Wool - wool wadding is very warm and has high loft, and is light to handle. Wool wadding is great for hand quilting and also suitable for machine quilting. It has low shrinkage so can be washed although it should never be tumble dried. Wool wadding is great at regulating body temperature, and can absorb a lot of moisture without feeling damp so it is ideal in lower temperatures. Wool is also naturally flame retardant making it ideal for quilts for infants.

 Silk - Silk wadding is a naturally lightweight and warm wadding, often used for quilted garments due to its excellent drapability. Silk wadding has high shrinkage and needs careful washing.

 Bamboo - Bamboo wadding is probably the most common of the new wave of eco friendly waddings, being made from the fast growing bamboo plant grown with no fertilizers or pesticides. It is needlepunched, and has low shrinkage and similar breathability and coolness to cotton wadding.

Thursday, 17 September 2015

Knitting & crochet sale launched, plus more new Moda fabrics!

 If you're anything like me, quilting won't be your only hobby! Personally I crochet and tat as well, so for all those who also like the wool and thread crafts we've just launched our knitting and crochet sale - with 20% off all knitting needles, knitting tools, crochet hooks and crochet tools you can pick up a bargain to feed your other crafty hobbies today!

Also new this week is the full Moda Simply Colorful patchwork fabric range - Simply Colorful by V and Co for Moda is the ideal range if you love vibrant colour and bold patterns! In bright yellow, deep orange and warm red, the range has fun geometrics and softer florals in each of the three colours, working well with plains or great for making a statement on their own. We have fat quarter packs and stash packs availabe in red, orange and yellow, great to build your stash or for when you need lots of different prints in a certain colour range.

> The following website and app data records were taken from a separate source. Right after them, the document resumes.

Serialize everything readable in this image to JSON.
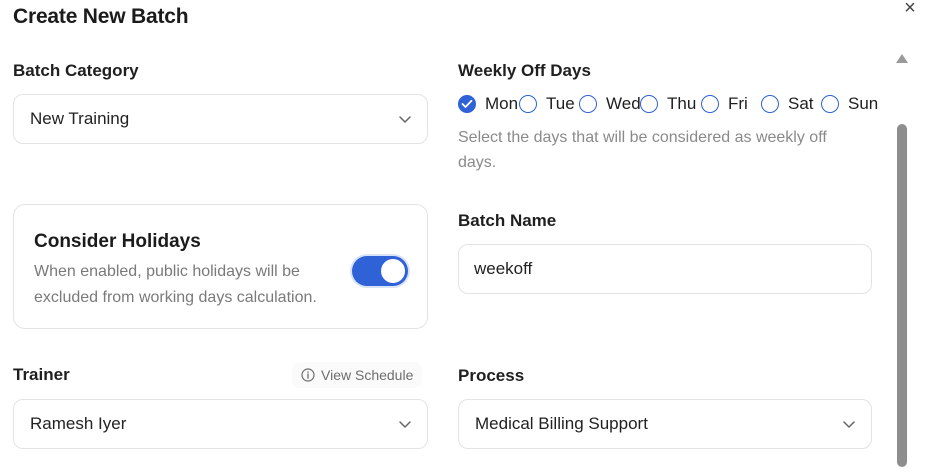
{
  "dialog": {
    "title": "Create New Batch",
    "close_icon": "×"
  },
  "batch_category": {
    "label": "Batch Category",
    "value": "New Training"
  },
  "weekly_off": {
    "label": "Weekly Off Days",
    "days": [
      {
        "label": "Mon",
        "checked": true
      },
      {
        "label": "Tue",
        "checked": false
      },
      {
        "label": "Wed",
        "checked": false
      },
      {
        "label": "Thu",
        "checked": false
      },
      {
        "label": "Fri",
        "checked": false
      },
      {
        "label": "Sat",
        "checked": false
      },
      {
        "label": "Sun",
        "checked": false
      }
    ],
    "help_line1": "Select the days that will be considered as weekly off",
    "help_line2": "days."
  },
  "holidays": {
    "title": "Consider Holidays",
    "description": "When enabled, public holidays will be excluded from working days calculation.",
    "enabled": true
  },
  "batch_name": {
    "label": "Batch Name",
    "value": "weekoff"
  },
  "trainer": {
    "label": "Trainer",
    "view_schedule": "View Schedule",
    "value": "Ramesh Iyer"
  },
  "process": {
    "label": "Process",
    "value": "Medical Billing Support"
  },
  "colors": {
    "accent": "#2f62d6",
    "border": "#e3e3e3",
    "muted_text": "#7a7a7a"
  }
}
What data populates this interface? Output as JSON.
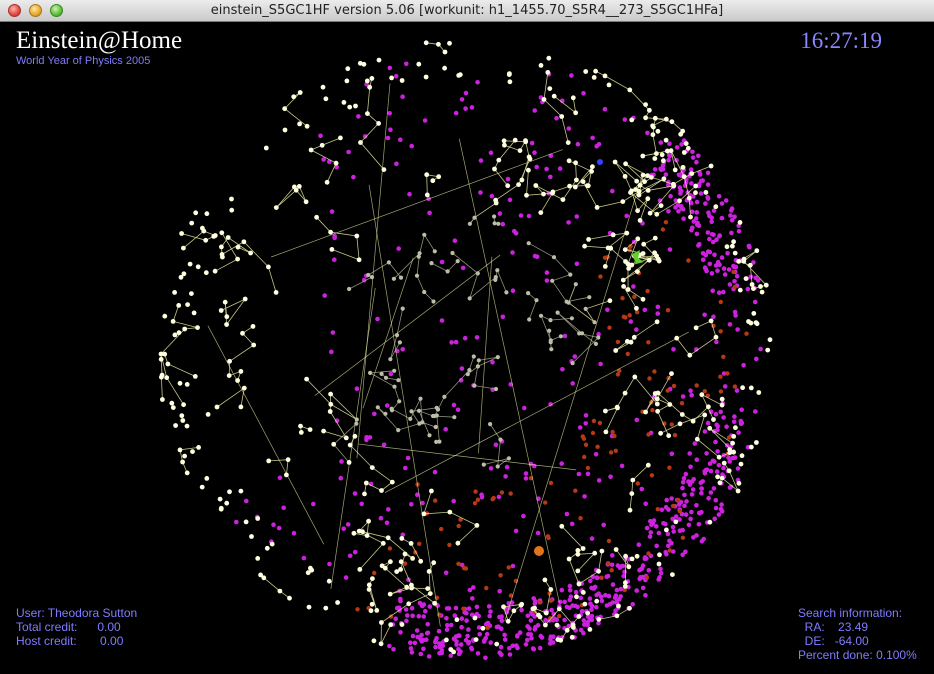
{
  "window": {
    "title": "einstein_S5GC1HF version 5.06 [workunit: h1_1455.70_S5R4__273_S5GC1HFa]"
  },
  "branding": {
    "title": "Einstein@Home",
    "subtitle": "World Year of Physics 2005"
  },
  "clock": "16:27:19",
  "user_info": {
    "user_label": "User:",
    "user_name": "Theodora Sutton",
    "total_credit_label": "Total credit:",
    "total_credit": "0.00",
    "host_credit_label": "Host credit:",
    "host_credit": "0.00"
  },
  "search_info": {
    "heading": "Search information:",
    "ra_label": "RA:",
    "ra": "23.49",
    "de_label": "DE:",
    "de": "-64.00",
    "percent_label": "Percent done:",
    "percent": "0.100%"
  },
  "colors": {
    "constellation_stars": "#ffffe0",
    "constellation_lines": "#e8e8a0",
    "pulsars": "#cc22dd",
    "supernova_remnants": "#b53a14",
    "text_accent": "#7f7cff"
  }
}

Thursday, 10 September 2015

Glow in the Dark patchwork fabrics from Timeless Treasures now available!

We don't often get fabrics in for Halloween, but I couldn't resist these! The Glow in the Dark fabric range from Timeless Treasures does what it says on the tin, all the white on the fabrics glows after the lights go out, making them brilliant for costumes and Halloween decorations (the stash pack or fat quarter pack would be great for bunting)!

Wednesday, 9 September 2015

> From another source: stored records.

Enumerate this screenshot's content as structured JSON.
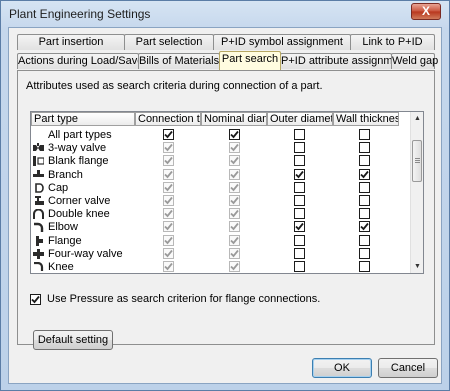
{
  "window": {
    "title": "Plant Engineering Settings",
    "close_glyph": "X"
  },
  "tabs_back": [
    {
      "label": "Part insertion"
    },
    {
      "label": "Part selection"
    },
    {
      "label": "P+ID symbol assignment"
    },
    {
      "label": "Link to P+ID"
    }
  ],
  "tabs_front": [
    {
      "label": "Actions during Load/Save"
    },
    {
      "label": "Bills of Materials"
    },
    {
      "label": "Part search",
      "active": true
    },
    {
      "label": "P+ID attribute assignment"
    },
    {
      "label": "Weld gap"
    }
  ],
  "description": "Attributes used as search criteria during connection of a part.",
  "grid": {
    "columns": [
      "Part type",
      "Connection t...",
      "Nominal diam...",
      "Outer diameter",
      "Wall thickness"
    ],
    "rows": [
      {
        "name": "All part types",
        "icon": "none-icon",
        "checks": [
          true,
          true,
          false,
          false
        ],
        "disabled": [
          false,
          false,
          false,
          false
        ]
      },
      {
        "name": "3-way valve",
        "icon": "three-way-valve-icon",
        "checks": [
          true,
          true,
          false,
          false
        ],
        "disabled": [
          true,
          true,
          false,
          false
        ]
      },
      {
        "name": "Blank flange",
        "icon": "blank-flange-icon",
        "checks": [
          true,
          true,
          false,
          false
        ],
        "disabled": [
          true,
          true,
          false,
          false
        ]
      },
      {
        "name": "Branch",
        "icon": "branch-icon",
        "checks": [
          true,
          true,
          true,
          true
        ],
        "disabled": [
          true,
          true,
          false,
          false
        ]
      },
      {
        "name": "Cap",
        "icon": "cap-icon",
        "checks": [
          true,
          true,
          false,
          false
        ],
        "disabled": [
          true,
          true,
          false,
          false
        ]
      },
      {
        "name": "Corner valve",
        "icon": "corner-valve-icon",
        "checks": [
          true,
          true,
          false,
          false
        ],
        "disabled": [
          true,
          true,
          false,
          false
        ]
      },
      {
        "name": "Double knee",
        "icon": "double-knee-icon",
        "checks": [
          true,
          true,
          false,
          false
        ],
        "disabled": [
          true,
          true,
          false,
          false
        ]
      },
      {
        "name": "Elbow",
        "icon": "elbow-icon",
        "checks": [
          true,
          true,
          true,
          true
        ],
        "disabled": [
          true,
          true,
          false,
          false
        ]
      },
      {
        "name": "Flange",
        "icon": "flange-icon",
        "checks": [
          true,
          true,
          false,
          false
        ],
        "disabled": [
          true,
          true,
          false,
          false
        ]
      },
      {
        "name": "Four-way valve",
        "icon": "four-way-valve-icon",
        "checks": [
          true,
          true,
          false,
          false
        ],
        "disabled": [
          true,
          true,
          false,
          false
        ]
      },
      {
        "name": "Knee",
        "icon": "knee-icon",
        "checks": [
          true,
          true,
          false,
          false
        ],
        "disabled": [
          true,
          true,
          false,
          false
        ]
      }
    ]
  },
  "pressure_option": {
    "label": "Use Pressure as search criterion for flange connections.",
    "checked": true
  },
  "buttons": {
    "default_setting": "Default setting",
    "ok": "OK",
    "cancel": "Cancel"
  }
}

Lewis & Irene Bumbleberries ful Autumn 2015 collection now available.

The Bumbleberries patchwork fabrics are Lewis and Irene's gorgeous range of blenders, and each season they bring out a new range of colours to complement the print ranges also newly available. This is the full Autumn 2015 collection, full of warm Autumnal colours such as browns, reds, greens and creams.
This will not be an ongoing range, however we will be getting two other Lewis & Irene print collections delivered soon so these are the ideal complementary fabrics to match up with them!